resonated through the house. Throughout the movie – which is non-stop
action – the SI-1010 never failed to impress. There were one or two occasions
where I knew that a bigger, ported sub like the RBH SV-1212P would have more low end output, but that’s to be expected. What was more important to me was that even when I pushed the SI-1010 and SA-500DSP to their limits in my 6,000+ cubic foot area, they kept their composure.
Next up was the Lego Movie. I bought this movie for my son, but as is often the case with modern animation, I ended up enjoying it as much or more than he did. This is a great movie to own not just because it’s a joy to watch, but because it’s a great excuse to show off your home theater.
I jumped straight to the scene where Emmet Brickowski falls into an intricate maze of underground tunnels and is bounced around like a Plinko ball. Every smack into a wall was accompanied by a tight, powerful thump from the SI-1010. I didn’t notice any distortion, compression, or other audible artifacts to indicate that this sub had met its match. It sailed through the scene and was ready for the following chase that ensues after Emmet escapes Bad Cop with the help of Wyldstyle. Again, this was no problem for the SI-1010 subwoofer. I could feel the bass resonate through the floor a bit more than with a typical subwoofer; however, I wouldn’t factor that into a purchase decision as the difference is minimal.
To round out this listening test, I skipped forward to the destruction of Cloud Cuckoo Land. The SI-1010 kept pace with the gun shots, explosions, falls, and general chaos. I replayed this scene twice, the second time I went over to my equipment rack to see how the SA-500DSP was fairing. According to the font panel LCD, the amp went above about 90% power, so I was pushing the unit hard. I checked the temperature with my hand and it was quite cool. I don’t have an objective measurement, but it was far cooler than my Denon AVR-X4000, which tends to run pretty warm. The SA-500DSP seemed to be a good match with the SI-1010, but more on that in the measurements.
gene posts on April 06, 2016 14:33
gene posts on April 06, 2016 14:30
And for the DIYer or custom integrator, how does it install?

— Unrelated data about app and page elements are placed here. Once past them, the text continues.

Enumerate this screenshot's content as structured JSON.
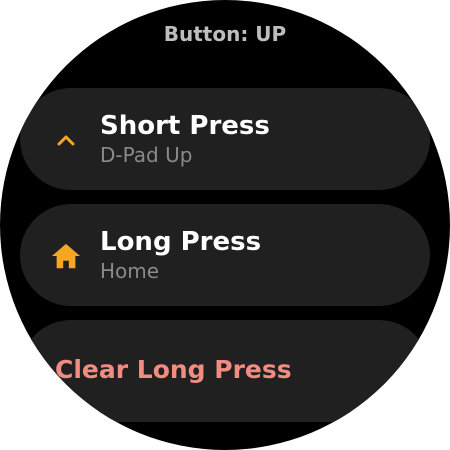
{
  "screen": {
    "title": "Button: UP"
  },
  "chips": {
    "short_press": {
      "label": "Short Press",
      "secondary": "D-Pad Up",
      "icon": "chevron-up-icon"
    },
    "long_press": {
      "label": "Long Press",
      "secondary": "Home",
      "icon": "home-icon"
    },
    "clear": {
      "label": "Clear Long Press"
    }
  },
  "colors": {
    "background": "#000000",
    "chip": "#202020",
    "accent_icon": "#f5a623",
    "clear_text": "#f28b82",
    "primary_text": "#ffffff",
    "secondary_text": "#8a8a8a",
    "title_text": "#bdbdbd"
  }
}
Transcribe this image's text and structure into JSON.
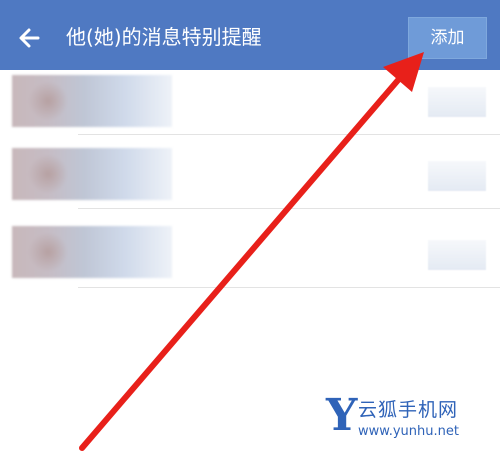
{
  "header": {
    "title": "他(她)的消息特别提醒",
    "add_label": "添加"
  },
  "list": {
    "rows": [
      {
        "blurred": true
      },
      {
        "blurred": true
      },
      {
        "blurred": true
      }
    ]
  },
  "annotation": {
    "arrow_color": "#e8201a"
  },
  "watermark": {
    "letter": "Y",
    "name": "云狐手机网",
    "url": "www.yunhu.net",
    "color": "#2f63b8"
  },
  "colors": {
    "header_bg": "#4f79c2",
    "add_button_bg": "#6f9bd8"
  }
}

Read on the find out and be sure to check out YouTube Install Video.
Read: RBH Sound SI-1010P In-floor or In-Ceiling Subwoofer Review